(Records contained in a dataset)
......

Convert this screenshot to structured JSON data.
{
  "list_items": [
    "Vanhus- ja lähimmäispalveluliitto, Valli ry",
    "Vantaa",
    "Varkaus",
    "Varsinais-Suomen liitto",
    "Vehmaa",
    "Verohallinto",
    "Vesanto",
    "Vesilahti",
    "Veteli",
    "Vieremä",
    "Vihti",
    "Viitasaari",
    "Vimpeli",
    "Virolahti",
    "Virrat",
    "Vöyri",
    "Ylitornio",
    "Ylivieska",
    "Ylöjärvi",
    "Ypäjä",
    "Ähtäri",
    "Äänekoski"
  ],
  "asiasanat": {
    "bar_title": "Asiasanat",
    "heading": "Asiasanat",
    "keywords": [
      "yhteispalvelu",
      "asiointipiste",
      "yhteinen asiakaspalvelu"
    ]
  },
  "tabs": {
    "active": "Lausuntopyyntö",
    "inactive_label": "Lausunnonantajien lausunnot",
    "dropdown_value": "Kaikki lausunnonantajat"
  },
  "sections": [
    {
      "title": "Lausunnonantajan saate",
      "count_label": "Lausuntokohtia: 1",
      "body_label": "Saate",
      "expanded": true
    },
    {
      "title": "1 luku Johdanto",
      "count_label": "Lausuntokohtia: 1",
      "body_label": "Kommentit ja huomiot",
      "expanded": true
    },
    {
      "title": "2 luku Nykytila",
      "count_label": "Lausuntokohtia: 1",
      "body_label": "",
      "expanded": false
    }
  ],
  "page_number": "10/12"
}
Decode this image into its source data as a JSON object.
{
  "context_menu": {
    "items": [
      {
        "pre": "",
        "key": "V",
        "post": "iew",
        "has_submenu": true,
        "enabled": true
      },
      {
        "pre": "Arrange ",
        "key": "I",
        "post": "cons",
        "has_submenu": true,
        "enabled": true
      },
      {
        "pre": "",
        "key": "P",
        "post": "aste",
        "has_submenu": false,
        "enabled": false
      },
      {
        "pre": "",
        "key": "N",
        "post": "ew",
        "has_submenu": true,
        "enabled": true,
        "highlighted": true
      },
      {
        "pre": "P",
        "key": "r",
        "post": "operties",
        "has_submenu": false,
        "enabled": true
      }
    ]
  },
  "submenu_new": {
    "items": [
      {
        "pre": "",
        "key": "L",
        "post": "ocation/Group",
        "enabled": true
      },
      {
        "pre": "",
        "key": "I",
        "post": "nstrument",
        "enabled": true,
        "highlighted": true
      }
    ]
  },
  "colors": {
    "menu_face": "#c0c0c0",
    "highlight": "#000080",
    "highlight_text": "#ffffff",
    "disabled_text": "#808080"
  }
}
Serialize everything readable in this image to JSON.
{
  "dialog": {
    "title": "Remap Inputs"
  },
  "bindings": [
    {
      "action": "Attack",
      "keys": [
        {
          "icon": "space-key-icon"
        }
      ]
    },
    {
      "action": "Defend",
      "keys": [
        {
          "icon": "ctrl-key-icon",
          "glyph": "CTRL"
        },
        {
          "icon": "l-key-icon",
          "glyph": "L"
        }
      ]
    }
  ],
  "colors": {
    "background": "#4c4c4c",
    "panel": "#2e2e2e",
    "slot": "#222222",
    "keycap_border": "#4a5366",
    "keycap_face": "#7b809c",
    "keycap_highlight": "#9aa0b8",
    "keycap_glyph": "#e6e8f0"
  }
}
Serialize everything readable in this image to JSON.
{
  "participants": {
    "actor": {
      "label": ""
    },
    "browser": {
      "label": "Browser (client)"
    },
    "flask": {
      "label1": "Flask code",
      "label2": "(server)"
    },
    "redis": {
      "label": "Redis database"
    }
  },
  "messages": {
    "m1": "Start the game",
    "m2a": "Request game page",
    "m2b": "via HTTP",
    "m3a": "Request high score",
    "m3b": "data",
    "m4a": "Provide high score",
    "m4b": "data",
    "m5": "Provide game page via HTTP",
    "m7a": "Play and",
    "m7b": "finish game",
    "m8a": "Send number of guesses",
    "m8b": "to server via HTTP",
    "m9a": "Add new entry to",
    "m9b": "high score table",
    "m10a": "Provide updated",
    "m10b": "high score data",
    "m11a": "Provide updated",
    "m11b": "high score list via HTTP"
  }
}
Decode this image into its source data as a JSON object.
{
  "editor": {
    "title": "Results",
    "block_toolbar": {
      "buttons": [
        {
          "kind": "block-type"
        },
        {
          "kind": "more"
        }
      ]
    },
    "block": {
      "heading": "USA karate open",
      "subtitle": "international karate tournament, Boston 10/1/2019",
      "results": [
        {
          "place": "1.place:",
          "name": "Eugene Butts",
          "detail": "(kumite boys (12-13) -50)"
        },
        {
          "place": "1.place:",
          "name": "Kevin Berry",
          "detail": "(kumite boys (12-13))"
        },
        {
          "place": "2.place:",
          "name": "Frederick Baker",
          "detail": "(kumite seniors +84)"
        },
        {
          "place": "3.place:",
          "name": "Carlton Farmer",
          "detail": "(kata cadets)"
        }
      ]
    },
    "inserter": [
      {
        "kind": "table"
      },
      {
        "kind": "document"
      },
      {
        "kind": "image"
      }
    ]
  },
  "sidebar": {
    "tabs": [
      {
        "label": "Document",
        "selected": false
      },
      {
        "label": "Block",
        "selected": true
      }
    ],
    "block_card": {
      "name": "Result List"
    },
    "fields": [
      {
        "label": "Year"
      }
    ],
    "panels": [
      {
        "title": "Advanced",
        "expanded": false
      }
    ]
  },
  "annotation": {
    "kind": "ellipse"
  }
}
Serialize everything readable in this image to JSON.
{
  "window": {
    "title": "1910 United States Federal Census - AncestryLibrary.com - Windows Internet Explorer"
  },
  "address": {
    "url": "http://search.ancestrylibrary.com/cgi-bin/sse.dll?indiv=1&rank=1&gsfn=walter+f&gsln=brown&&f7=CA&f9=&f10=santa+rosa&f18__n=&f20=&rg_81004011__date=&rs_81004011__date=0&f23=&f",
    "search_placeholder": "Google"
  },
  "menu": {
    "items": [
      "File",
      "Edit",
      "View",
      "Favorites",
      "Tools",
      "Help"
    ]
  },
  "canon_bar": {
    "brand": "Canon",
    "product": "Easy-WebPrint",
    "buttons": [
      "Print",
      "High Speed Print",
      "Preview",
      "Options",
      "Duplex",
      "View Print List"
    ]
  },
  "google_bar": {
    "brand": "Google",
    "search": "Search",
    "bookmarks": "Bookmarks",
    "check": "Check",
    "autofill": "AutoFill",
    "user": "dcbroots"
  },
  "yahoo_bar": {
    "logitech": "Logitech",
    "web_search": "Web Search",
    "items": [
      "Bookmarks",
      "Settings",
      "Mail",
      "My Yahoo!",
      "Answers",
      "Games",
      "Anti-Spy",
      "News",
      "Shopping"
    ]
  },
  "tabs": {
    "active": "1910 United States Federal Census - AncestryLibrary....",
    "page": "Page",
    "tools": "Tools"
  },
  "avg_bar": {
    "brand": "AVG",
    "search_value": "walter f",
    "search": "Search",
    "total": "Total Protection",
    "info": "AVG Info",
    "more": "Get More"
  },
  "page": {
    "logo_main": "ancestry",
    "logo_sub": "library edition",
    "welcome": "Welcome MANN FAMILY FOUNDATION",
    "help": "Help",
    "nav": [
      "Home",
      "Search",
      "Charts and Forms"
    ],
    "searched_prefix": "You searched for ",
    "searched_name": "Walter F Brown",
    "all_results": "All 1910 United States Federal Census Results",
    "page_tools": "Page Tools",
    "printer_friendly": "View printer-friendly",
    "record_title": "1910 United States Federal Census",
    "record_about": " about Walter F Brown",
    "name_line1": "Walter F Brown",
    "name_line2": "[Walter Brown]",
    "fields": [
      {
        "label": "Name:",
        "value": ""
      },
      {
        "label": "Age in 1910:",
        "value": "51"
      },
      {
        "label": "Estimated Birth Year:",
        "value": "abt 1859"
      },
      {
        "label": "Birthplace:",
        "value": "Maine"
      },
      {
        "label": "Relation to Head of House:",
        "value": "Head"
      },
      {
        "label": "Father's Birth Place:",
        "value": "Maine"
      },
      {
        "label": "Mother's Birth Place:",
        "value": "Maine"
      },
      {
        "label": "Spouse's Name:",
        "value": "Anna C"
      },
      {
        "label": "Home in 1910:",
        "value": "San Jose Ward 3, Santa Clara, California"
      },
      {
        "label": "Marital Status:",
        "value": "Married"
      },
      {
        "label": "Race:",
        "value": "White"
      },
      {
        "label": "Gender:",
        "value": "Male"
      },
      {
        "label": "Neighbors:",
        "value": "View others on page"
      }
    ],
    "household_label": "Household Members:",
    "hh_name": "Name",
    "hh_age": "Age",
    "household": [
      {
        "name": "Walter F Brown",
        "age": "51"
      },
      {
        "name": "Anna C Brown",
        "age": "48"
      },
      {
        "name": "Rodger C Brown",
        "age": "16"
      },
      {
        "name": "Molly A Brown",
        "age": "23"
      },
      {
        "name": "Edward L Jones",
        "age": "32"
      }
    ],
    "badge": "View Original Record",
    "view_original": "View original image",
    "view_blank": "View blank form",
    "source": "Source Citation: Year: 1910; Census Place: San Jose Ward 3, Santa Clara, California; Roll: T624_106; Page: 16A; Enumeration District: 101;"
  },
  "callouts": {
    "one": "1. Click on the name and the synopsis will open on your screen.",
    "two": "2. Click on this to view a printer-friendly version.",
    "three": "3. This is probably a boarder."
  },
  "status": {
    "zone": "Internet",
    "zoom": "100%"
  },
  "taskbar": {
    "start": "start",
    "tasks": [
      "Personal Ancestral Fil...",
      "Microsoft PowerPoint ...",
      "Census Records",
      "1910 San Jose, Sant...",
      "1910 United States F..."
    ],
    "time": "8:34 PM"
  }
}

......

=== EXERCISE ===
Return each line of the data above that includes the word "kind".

=== TASK OUTPUT ===
          "kind": "block-type"
          "kind": "more"
        "kind": "table"
        "kind": "document"
        "kind": "image"
    "kind": "ellipse"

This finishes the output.